EXERCISE AIM - Of the lines below, report only those that contain "title".
== STORED DATA ==
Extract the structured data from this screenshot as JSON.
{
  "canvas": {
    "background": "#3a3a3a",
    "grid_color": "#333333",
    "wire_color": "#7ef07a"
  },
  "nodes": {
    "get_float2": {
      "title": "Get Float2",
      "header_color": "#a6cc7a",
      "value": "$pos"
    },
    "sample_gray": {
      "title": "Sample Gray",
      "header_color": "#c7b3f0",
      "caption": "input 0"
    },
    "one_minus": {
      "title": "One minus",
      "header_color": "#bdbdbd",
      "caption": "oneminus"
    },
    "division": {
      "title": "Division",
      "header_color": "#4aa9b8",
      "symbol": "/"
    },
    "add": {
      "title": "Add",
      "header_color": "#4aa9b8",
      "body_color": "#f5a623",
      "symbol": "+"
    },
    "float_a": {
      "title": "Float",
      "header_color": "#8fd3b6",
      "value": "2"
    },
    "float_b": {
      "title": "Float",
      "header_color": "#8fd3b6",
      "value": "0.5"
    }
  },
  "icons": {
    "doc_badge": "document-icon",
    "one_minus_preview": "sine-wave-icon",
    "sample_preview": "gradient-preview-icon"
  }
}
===
ANSWER SECTION -
      "title": "Get Float2",
      "title": "Sample Gray",
      "title": "One minus",
      "title": "Division",
      "title": "Add",
      "title": "Float",
      "title": "Float",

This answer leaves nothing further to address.